The ethnographer develops an imposing reflective work: how to produce such a work without settling scores? Neither denouncenot without a search for sensationalism or a scent of scandal, like certain recent documentary productions: the work Sodoma by F. Martel (Laffont, 2019) or the documentary Amores Santos (2016) by D. Giovannini, which may be based on outings and freelancers movies? In Cassocks and men, the first elements of reception of the research by the respondents for example, the reactions aroused by the first presentations of the researcher at the conferences, the messages received, etc. become supports for deepening methods and concepts.

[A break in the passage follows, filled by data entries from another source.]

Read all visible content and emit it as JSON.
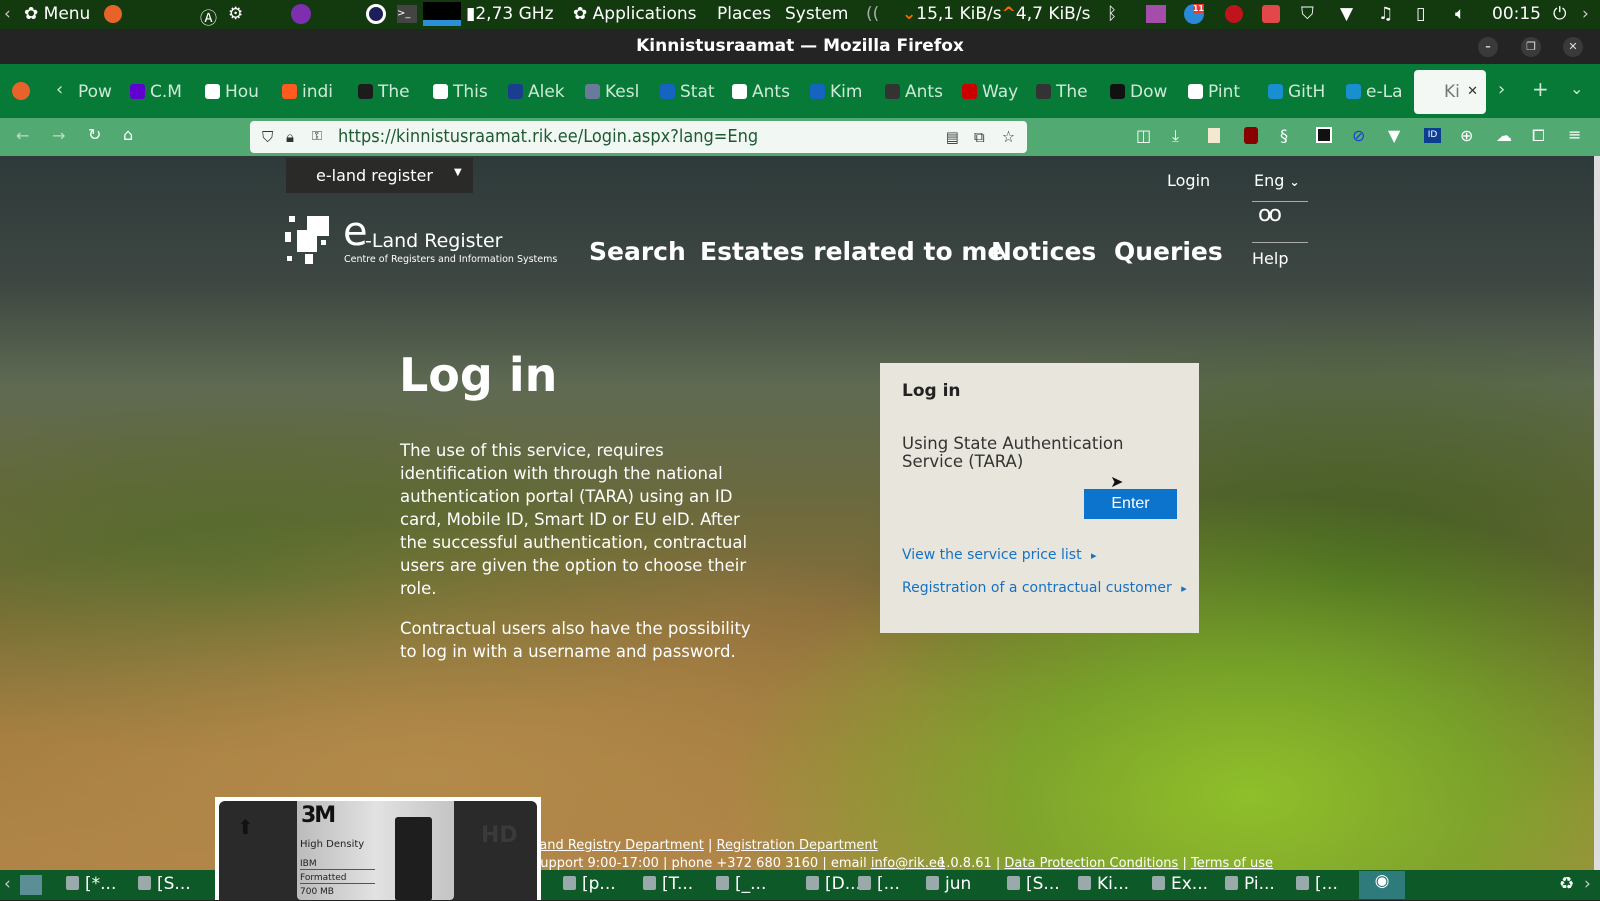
{
  "system_panel": {
    "menu": "Menu",
    "cpu": "2,73 GHz",
    "applications": "Applications",
    "places": "Places",
    "system": "System",
    "net_down": "15,1 KiB/s",
    "net_up": "4,7 KiB/s",
    "clock": "00:15",
    "badge": "11"
  },
  "window": {
    "title": "Kinnistusraamat — Mozilla Firefox"
  },
  "tabs": [
    "Pow",
    "C.M",
    "Hou",
    "indi",
    "The",
    "This",
    "Alek",
    "Kesl",
    "Stat",
    "Ants",
    "Kim",
    "Ants",
    "Way",
    "The",
    "Dow",
    "Pint",
    "GitH",
    "e-La",
    "Ki"
  ],
  "tab_colors": [
    "#0a66c2",
    "#6001d2",
    "#ffffff",
    "#ff5a1f",
    "#1c1c1c",
    "#ffffff",
    "#1b3d8f",
    "#6a7a9a",
    "#1565c0",
    "#ffffff",
    "#1565c0",
    "#333333",
    "#cc0000",
    "#333333",
    "#111111",
    "#ffffff",
    "#1a8fd0",
    "#1a8fd0"
  ],
  "url": "https://kinnistusraamat.rik.ee/Login.aspx?lang=Eng",
  "site": {
    "register_select": "e-land register",
    "login_link": "Login",
    "lang": "Eng",
    "help": "Help",
    "logo_title": "e-Land Register",
    "logo_letter": "e",
    "logo_rest": "-Land Register",
    "logo_sub": "Centre of Registers and Information Systems",
    "nav": [
      "Search",
      "Estates related to me",
      "Notices",
      "Queries"
    ],
    "heading": "Log in",
    "paragraphs": [
      "The use of this service, requires identification with through the national authentication portal (TARA) using an ID card, Mobile ID, Smart ID or EU eID. After the successful authentication, contractual users are given the option to choose their role.",
      "Contractual users also have the possibility to log in with a username and password."
    ],
    "panel": {
      "title": "Log in",
      "text": "Using State Authentication Service (TARA)",
      "enter": "Enter",
      "links": [
        "View the service price list",
        "Registration of a contractual customer"
      ]
    },
    "footer": {
      "line1": [
        "Land Registry Department",
        "Registration Department"
      ],
      "support": "Support 9:00-17:00 | phone +372 680 3160 | email ",
      "email": "info@rik.ee",
      "version": "1.0.8.61",
      "dpc": "Data Protection Conditions",
      "terms": "Terms of use"
    }
  },
  "floppy": {
    "brand": "3M",
    "density": "High Density",
    "l1": "IBM",
    "l2": "Formatted",
    "l3": "700 MB",
    "hd": "HD"
  },
  "taskbar": [
    "[*...",
    "[S...",
    "[p...",
    "[T...",
    "[_...",
    "[D...",
    "[...",
    "jun",
    "[S...",
    "Ki...",
    "Ex...",
    "Pi...",
    "[..."
  ]
}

On this last point, the author is perhaps trying to protect himself too much, sometimes even if it means piling on theoretical concepts, the jargon of queer studies (anomaly, normal, queerization), if not the wild and assumed uses of the familiar lexicon of the priests (crazy about the sacristy, pseudo, mole). If the reception of the work in a Catholic context may have suffered from this, it perhaps also reveals the embarrassment that the questioning of gender continues to cause as the priesthood is the traditional pivot of the Catholic gender system (p. 18). We can however hope that the work of Josselin Tricou will irrigate the religious sciences themselves since, in the Catholic Church according to the Sauv report, the dismay of the priests seems great. The researcher, now an assistant professor at the University of Lausanne, himself seems to doubt it, at least for France: in Switzerland, bishops speak with me to talk about my research, I am even invited to present them within the formation of seminarians. In France () silence predominates. Is the saying of the Gospels valid for the sociologist of the priesthood: no one is a prophet in his country (Lk, 4, 24)?